#### [WHAT THE TASK REQUIRES]
Would you please set down, word for word, the lines from the one with "Output a JSON" through the final line of the data below, omitting any pictures?
##########
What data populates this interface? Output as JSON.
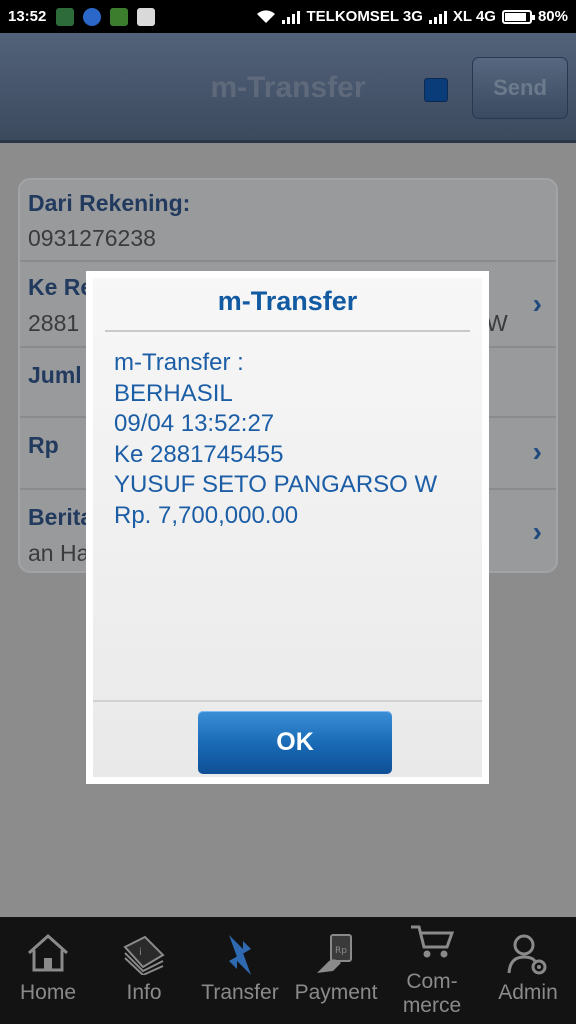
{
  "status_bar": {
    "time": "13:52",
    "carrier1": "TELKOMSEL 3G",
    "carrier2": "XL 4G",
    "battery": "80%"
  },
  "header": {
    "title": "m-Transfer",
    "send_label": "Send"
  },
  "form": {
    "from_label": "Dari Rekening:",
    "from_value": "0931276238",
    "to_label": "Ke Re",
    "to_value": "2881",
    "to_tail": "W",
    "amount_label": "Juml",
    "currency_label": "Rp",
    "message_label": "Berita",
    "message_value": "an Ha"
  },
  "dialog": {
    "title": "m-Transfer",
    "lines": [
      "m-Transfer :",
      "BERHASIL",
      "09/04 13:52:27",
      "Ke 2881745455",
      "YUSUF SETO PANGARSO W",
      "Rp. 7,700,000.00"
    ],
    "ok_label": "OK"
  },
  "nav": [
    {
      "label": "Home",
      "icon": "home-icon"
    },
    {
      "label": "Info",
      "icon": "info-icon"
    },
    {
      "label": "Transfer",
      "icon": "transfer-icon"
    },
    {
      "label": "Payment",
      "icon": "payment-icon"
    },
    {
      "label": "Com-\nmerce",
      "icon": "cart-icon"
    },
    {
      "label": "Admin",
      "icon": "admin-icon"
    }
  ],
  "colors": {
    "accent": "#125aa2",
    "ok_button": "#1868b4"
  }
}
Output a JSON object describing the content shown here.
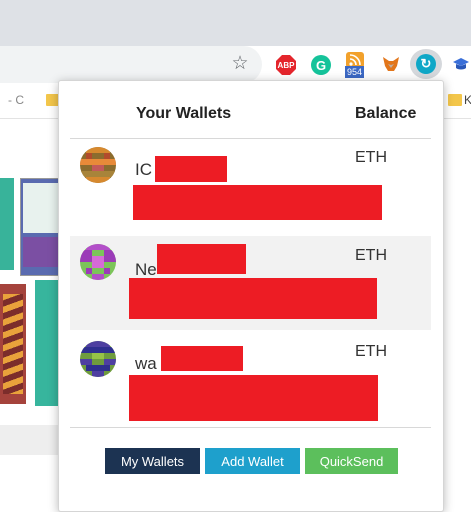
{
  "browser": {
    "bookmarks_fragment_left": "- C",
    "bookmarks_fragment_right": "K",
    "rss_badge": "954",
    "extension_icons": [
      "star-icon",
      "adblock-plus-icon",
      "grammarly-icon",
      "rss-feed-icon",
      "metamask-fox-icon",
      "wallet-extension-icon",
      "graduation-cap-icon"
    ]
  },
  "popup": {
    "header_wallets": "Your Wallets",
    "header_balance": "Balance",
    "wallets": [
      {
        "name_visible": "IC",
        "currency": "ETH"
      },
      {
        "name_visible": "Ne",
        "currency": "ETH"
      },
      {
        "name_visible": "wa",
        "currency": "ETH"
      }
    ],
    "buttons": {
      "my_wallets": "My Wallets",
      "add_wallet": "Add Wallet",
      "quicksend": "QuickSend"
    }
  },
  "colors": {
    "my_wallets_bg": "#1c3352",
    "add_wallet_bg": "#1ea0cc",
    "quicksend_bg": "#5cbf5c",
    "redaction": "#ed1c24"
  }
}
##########
#### [WRITTEN RESPONSE]
Output a JSON object describing the content shown here.
{
  "browser": {
    "bookmarks_fragment_left": "- C",
    "bookmarks_fragment_right": "K",
    "rss_badge": "954",
    "extension_icons": [
      "star-icon",
      "adblock-plus-icon",
      "grammarly-icon",
      "rss-feed-icon",
      "metamask-fox-icon",
      "wallet-extension-icon",
      "graduation-cap-icon"
    ]
  },
  "popup": {
    "header_wallets": "Your Wallets",
    "header_balance": "Balance",
    "wallets": [
      {
        "name_visible": "IC",
        "currency": "ETH"
      },
      {
        "name_visible": "Ne",
        "currency": "ETH"
      },
      {
        "name_visible": "wa",
        "currency": "ETH"
      }
    ],
    "buttons": {
      "my_wallets": "My Wallets",
      "add_wallet": "Add Wallet",
      "quicksend": "QuickSend"
    }
  },
  "colors": {
    "my_wallets_bg": "#1c3352",
    "add_wallet_bg": "#1ea0cc",
    "quicksend_bg": "#5cbf5c",
    "redaction": "#ed1c24"
  }
}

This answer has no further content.